Man, I can’t imagine dark serial genre comics being done better than the Hellboy line of comics that Mike Mignola and friends are putting out at Dark Horse right now. To be able to walk into a comics shop and pick up two issues as good as this off the new release wall is really exciting. It’s only too bad that I don’t see anything else on the shelves that looks like it has even a shot at being as good.
The story of Hellboy is coming to the end of it’s second act, typically the part in the story when everything is at it’s worst. (Although, in these comics, smart money says nothing gets better, ever.) Accordingly, a couple of game changers happen in this issue that, if you’ve been reading the series for years, hit pretty hard. Even though it was itself hard to imagine when it was first announced, it’s hard to imagine anyone other than Duncan Fredrigo on art. He’s got a couple hiccups here and there, but 95% of the time his work here is absolutely perfect. Dave Stewert, the only guy who can make computer coloring totally work, colors the back third of this issue bright green, which seems like it must be a first for Hellboy. And on the writing side, Mignola’s actually managing to sell the Hellboy-has-a-girlfriend thing without it tasting bad. He’s always complained about his own lack of ability to craft emotional stories, and he appears to be slowly overcoming that. Even if the only emotion on display here is “Holy crap”, it’s a larger, more resonant “Holy crap” than in his previous work.
B.PR.D., a Hellboy spinoff with a flavor of it’s own thanks to top notch writing and art overseen by Mignola himself, is hitting it equally as hard. There was a while there, during it’s Garden of Lost Souls and Killing Ground story arcs, that I thought B.P.R.D. was better than Hellboy. I’m a fan of Arcudi, the writer, and his character work was on full display at that time. But they kind of lost me during the last three continuity heavy story arcs. The book became about plot, a plot so large that it allowed for very few of the small, human moments that made this book so great. But that’s all over now, and we’re back to basics. I couldn’t be happier.
What’s strange about me for these books is that even though there are massive, status-quo changing events transpiring seemingly monthly, I always have a feeling in the back of my head as if they’re kind of at a constant plateau. It’s possible that this is a side effect of a book that’s released monthly but conceptualized for trade, but I also feel that amidst all of the world changing events that Hellboy and B.P.R.D go through, time is never taken to reflect and take toll. They always keep chugging along from one horror to the next. A little more variety in tone and pace might be nice. 4

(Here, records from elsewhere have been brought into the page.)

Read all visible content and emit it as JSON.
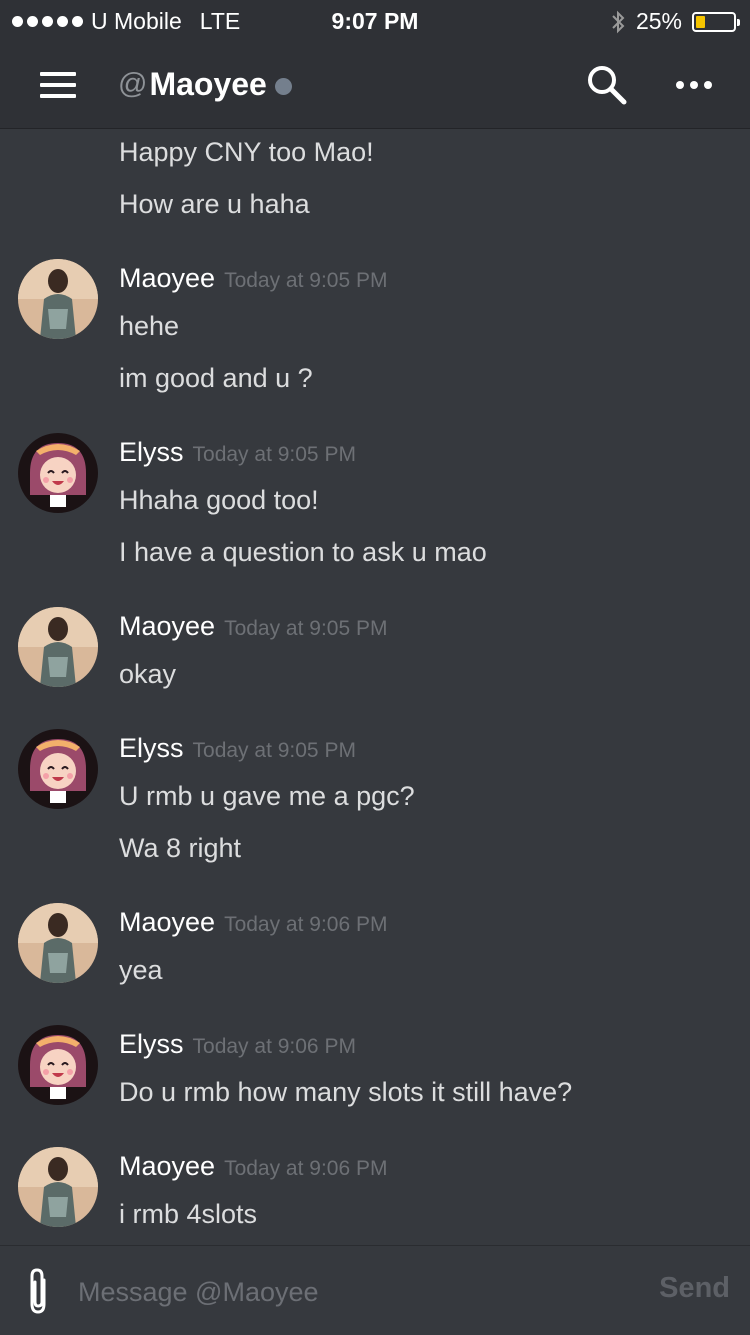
{
  "status_bar": {
    "carrier": "U Mobile",
    "network": "LTE",
    "time": "9:07 PM",
    "battery": "25%",
    "battery_level": 0.25
  },
  "header": {
    "at": "@",
    "channel_name": "Maoyee",
    "presence": "offline"
  },
  "continuation_lines": [
    "Happy CNY too Mao!",
    "How are u haha"
  ],
  "groups": [
    {
      "author": "Maoyee",
      "timestamp": "Today at 9:05 PM",
      "lines": [
        "hehe",
        "im good and u ?"
      ]
    },
    {
      "author": "Elyss",
      "timestamp": "Today at 9:05 PM",
      "lines": [
        "Hhaha good too!",
        "I have a question to ask u mao"
      ]
    },
    {
      "author": "Maoyee",
      "timestamp": "Today at 9:05 PM",
      "lines": [
        "okay"
      ]
    },
    {
      "author": "Elyss",
      "timestamp": "Today at 9:05 PM",
      "lines": [
        "U rmb u gave me a pgc?",
        "Wa 8 right"
      ]
    },
    {
      "author": "Maoyee",
      "timestamp": "Today at 9:06 PM",
      "lines": [
        "yea"
      ]
    },
    {
      "author": "Elyss",
      "timestamp": "Today at 9:06 PM",
      "lines": [
        "Do u rmb how many slots it still have?"
      ]
    },
    {
      "author": "Maoyee",
      "timestamp": "Today at 9:06 PM",
      "lines": [
        "i rmb 4slots"
      ]
    }
  ],
  "composer": {
    "placeholder": "Message @Maoyee",
    "send_label": "Send"
  },
  "colors": {
    "background": "#36393e",
    "header": "#2f3136",
    "battery_fill": "#f5c400",
    "presence_offline": "#747f8d"
  }
}
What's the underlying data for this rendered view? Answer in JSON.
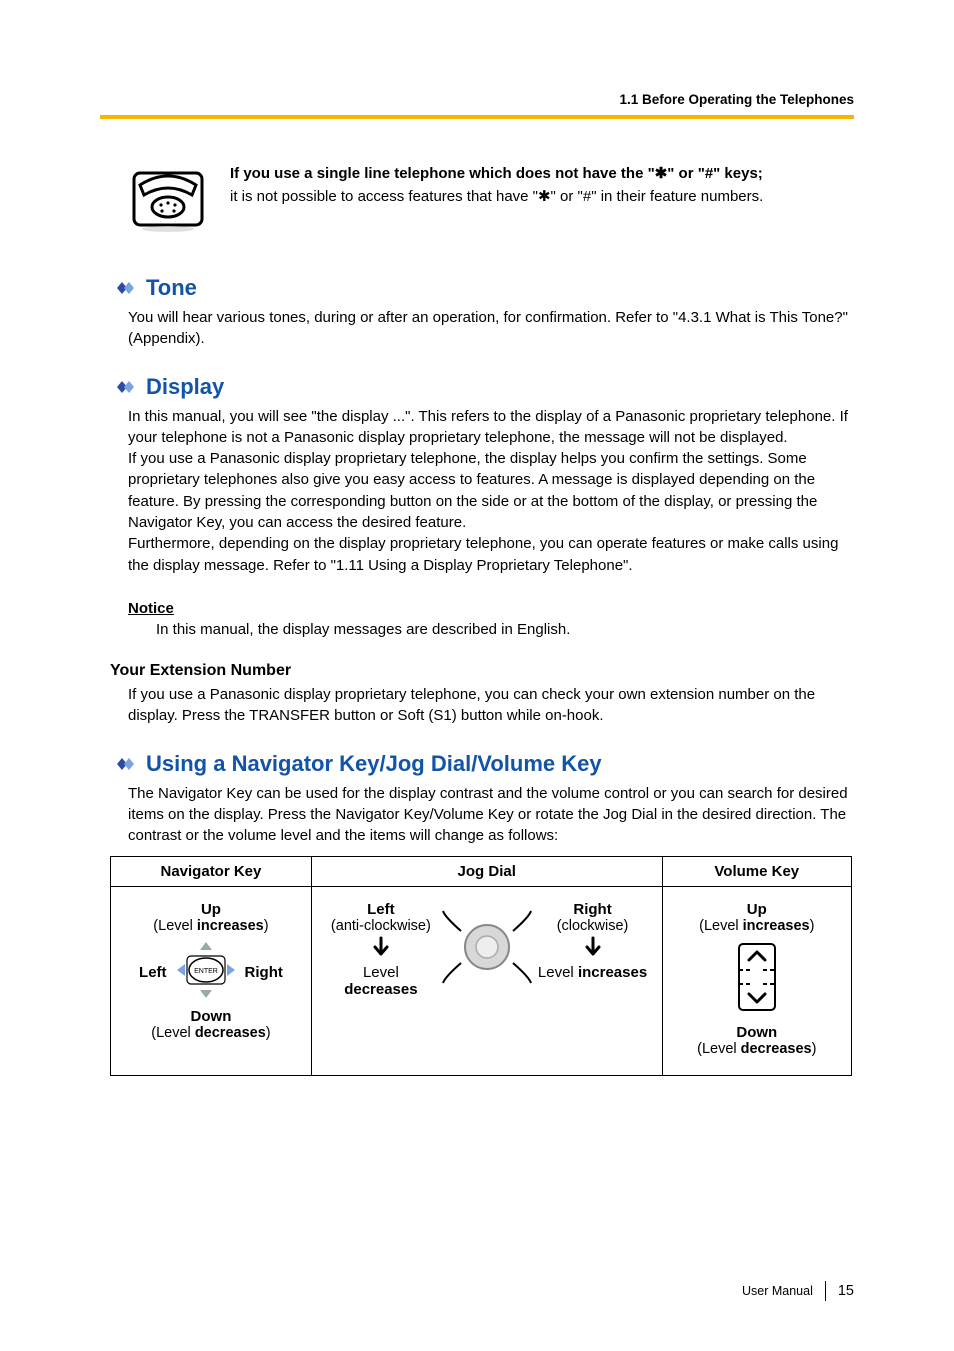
{
  "running_head": "1.1 Before Operating the Telephones",
  "intro": {
    "bold_line": "If you use a single line telephone which does not have the \"✱\" or \"#\" keys;",
    "plain_line": "it is not possible to access features that have \"✱\" or \"#\" in their feature numbers."
  },
  "sections": {
    "tone": {
      "title": "Tone",
      "body": "You will hear various tones, during or after an operation, for confirmation. Refer to \"4.3.1 What is This Tone?\" (Appendix)."
    },
    "display": {
      "title": "Display",
      "body": "In this manual, you will see \"the display ...\". This refers to the display of a Panasonic proprietary telephone. If your telephone is not a Panasonic display proprietary telephone, the message will not be displayed.\nIf you use a Panasonic display proprietary telephone, the display helps you confirm the settings. Some proprietary telephones also give you easy access to features. A message is displayed depending on the feature. By pressing the corresponding button on the side or at the bottom of the display, or pressing the Navigator Key, you can access the desired feature.\nFurthermore, depending on the display proprietary telephone, you can operate features or make calls using the display message. Refer to \"1.11 Using a Display Proprietary Telephone\".",
      "notice_label": "Notice",
      "notice_body": "In this manual, the display messages are described in English.",
      "ext_head": "Your Extension Number",
      "ext_body": "If you use a Panasonic display proprietary telephone, you can check your own extension number on the display. Press the TRANSFER button or Soft (S1) button while on-hook."
    },
    "navkey": {
      "title": "Using a Navigator Key/Jog Dial/Volume Key",
      "body": "The Navigator Key can be used for the display contrast and the volume control or you can search for desired items on the display. Press the Navigator Key/Volume Key or rotate the Jog Dial in the desired direction. The contrast or the volume level and the items will change as follows:"
    }
  },
  "chart_data": {
    "type": "table",
    "title": "Navigator Key / Jog Dial / Volume Key behaviour",
    "columns": [
      "Navigator Key",
      "Jog Dial",
      "Volume Key"
    ],
    "rows": [
      {
        "navigator_key": {
          "up": {
            "label": "Up",
            "effect": "Level increases"
          },
          "down": {
            "label": "Down",
            "effect": "Level decreases"
          },
          "left": {
            "label": "Left"
          },
          "right": {
            "label": "Right"
          },
          "center": {
            "label": "ENTER"
          }
        },
        "jog_dial": {
          "left": {
            "label": "Left",
            "direction": "anti-clockwise",
            "effect": "Level decreases"
          },
          "right": {
            "label": "Right",
            "direction": "clockwise",
            "effect": "Level increases"
          }
        },
        "volume_key": {
          "up": {
            "label": "Up",
            "effect": "Level increases"
          },
          "down": {
            "label": "Down",
            "effect": "Level decreases"
          }
        }
      }
    ]
  },
  "footer": {
    "doc": "User Manual",
    "page": "15"
  }
}
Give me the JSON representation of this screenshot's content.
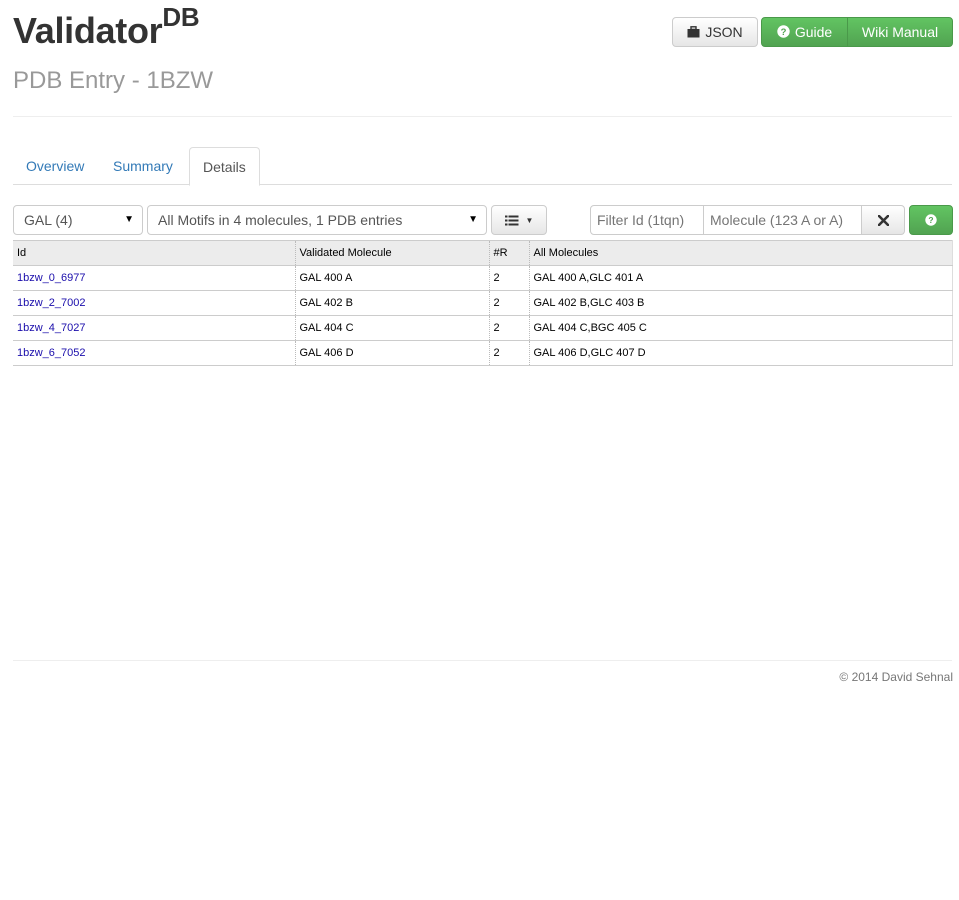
{
  "header": {
    "title": "Validator",
    "title_sup": "DB",
    "subtitle": "PDB Entry - 1BZW"
  },
  "toolbar": {
    "json_label": "JSON",
    "guide_label": "Guide",
    "wiki_label": "Wiki Manual"
  },
  "tabs": [
    {
      "label": "Overview",
      "active": false
    },
    {
      "label": "Summary",
      "active": false
    },
    {
      "label": "Details",
      "active": true
    }
  ],
  "filters": {
    "residue_select": "GAL (4)",
    "motif_select": "All Motifs in 4 molecules, 1 PDB entries",
    "filter_id_placeholder": "Filter Id (1tqn)",
    "molecule_placeholder": "Molecule (123 A or A)"
  },
  "table": {
    "columns": [
      "Id",
      "Validated Molecule",
      "#R",
      "All Molecules"
    ],
    "rows": [
      {
        "id": "1bzw_0_6977",
        "validated": "GAL 400 A",
        "r": "2",
        "all": "GAL 400 A,GLC 401 A"
      },
      {
        "id": "1bzw_2_7002",
        "validated": "GAL 402 B",
        "r": "2",
        "all": "GAL 402 B,GLC 403 B"
      },
      {
        "id": "1bzw_4_7027",
        "validated": "GAL 404 C",
        "r": "2",
        "all": "GAL 404 C,BGC 405 C"
      },
      {
        "id": "1bzw_6_7052",
        "validated": "GAL 406 D",
        "r": "2",
        "all": "GAL 406 D,GLC 407 D"
      }
    ]
  },
  "footer": {
    "copyright": "© 2014 David Sehnal"
  },
  "icons": {
    "json": "briefcase-icon",
    "guide": "question-circle-icon",
    "list": "list-icon",
    "clear": "remove-icon",
    "help": "question-circle-icon"
  },
  "colors": {
    "accent_green": "#5cb85c",
    "link_blue": "#337ab7",
    "table_link": "#1a0dab"
  }
}
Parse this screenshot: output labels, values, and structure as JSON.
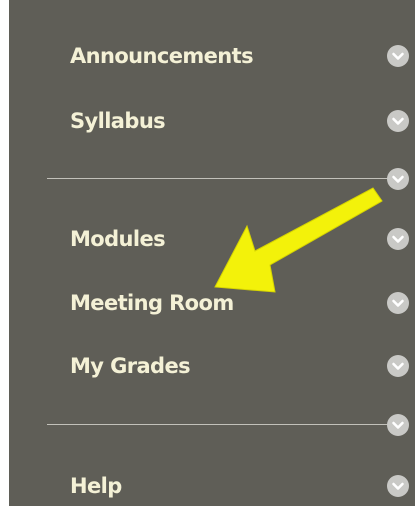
{
  "menu": {
    "items": [
      {
        "label": "Announcements",
        "icon": "chevron-down-icon"
      },
      {
        "label": "Syllabus",
        "icon": "chevron-down-icon"
      },
      {
        "label": "Modules",
        "icon": "chevron-down-icon"
      },
      {
        "label": "Meeting Room",
        "icon": "chevron-down-icon"
      },
      {
        "label": "My Grades",
        "icon": "chevron-down-icon"
      },
      {
        "label": "Help",
        "icon": "chevron-down-icon"
      }
    ]
  },
  "colors": {
    "menu_background": "#5f5e57",
    "label_text": "#f4f1d6",
    "chevron_circle": "#c9c9c6",
    "divider": "#c2c1ba",
    "annotation_arrow": "#f3f20a"
  },
  "annotation": {
    "icon": "arrow-icon",
    "points_to": "Meeting Room"
  }
}
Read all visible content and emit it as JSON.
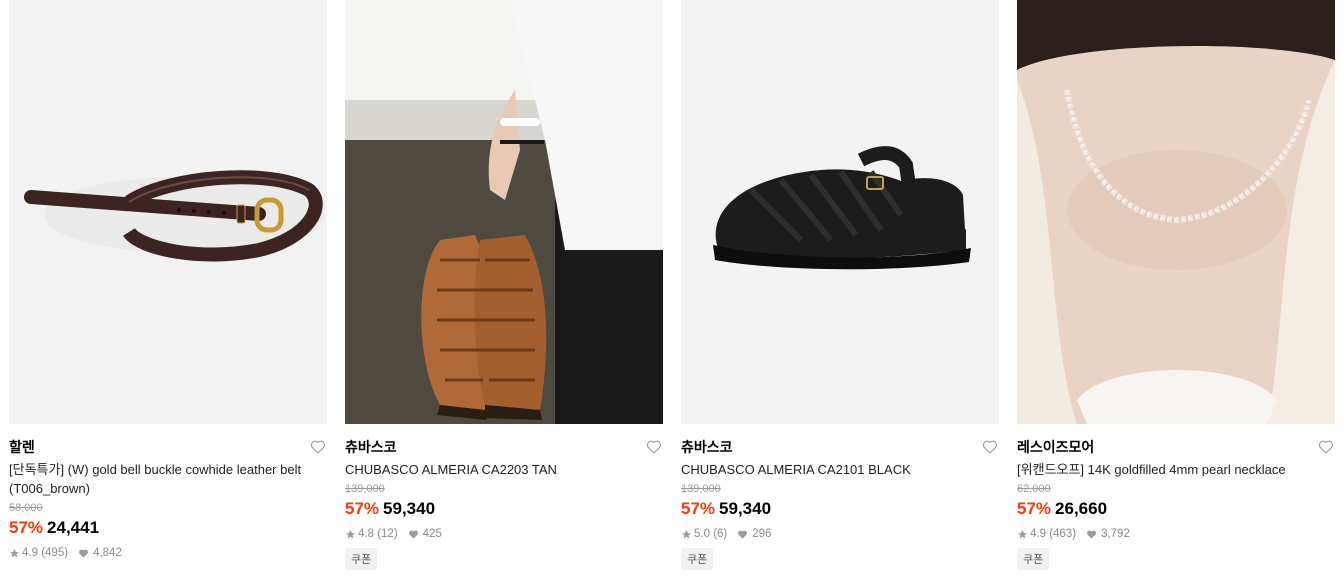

Holy crap, this is what comics are for, folks. Their ability to let an artist scoop out their imagination and smear it all over the page, unfiltered. (That’s not ALL comics are for, but it’s a big one.) Monster Parade #1 is not too far off of what it’s title suggests, and boy there’s some beauties in here. The literal parade of monsters bookends a story that’s more of a situational horror, but it’s just as effective humor and all. The momentum builds and builds, with wilder monsters coming and going faster and faster. Then at the end, we’re left with the thought “Oh shit, but don’t go in woods. That’s where the real bad stuff is.” 4
I had been hearing about this being a great example of modern comic book horror for a while now. I think it’s reputation, along with the cover, led me to expect something other than what it actually is. The cover is a painting inside an old house that is being explored by a bunch of young people who all get mangled. That makes it sound like a classic “cabin in the woods” type deal, and maybe it’s a play on that, but it’s not really. Nothing too weird happens, they just fall down some stairs and get mad and punch some walls and stuff. There’s no dialogue, which usually I would like but didn’t really do anything for me here. What that did for me instead of ratcheting up the atmosphere was encourage me to read it much more quickly than I should have (my bad). To be fair, I think I’ll like it a lot more the next time I read it. 3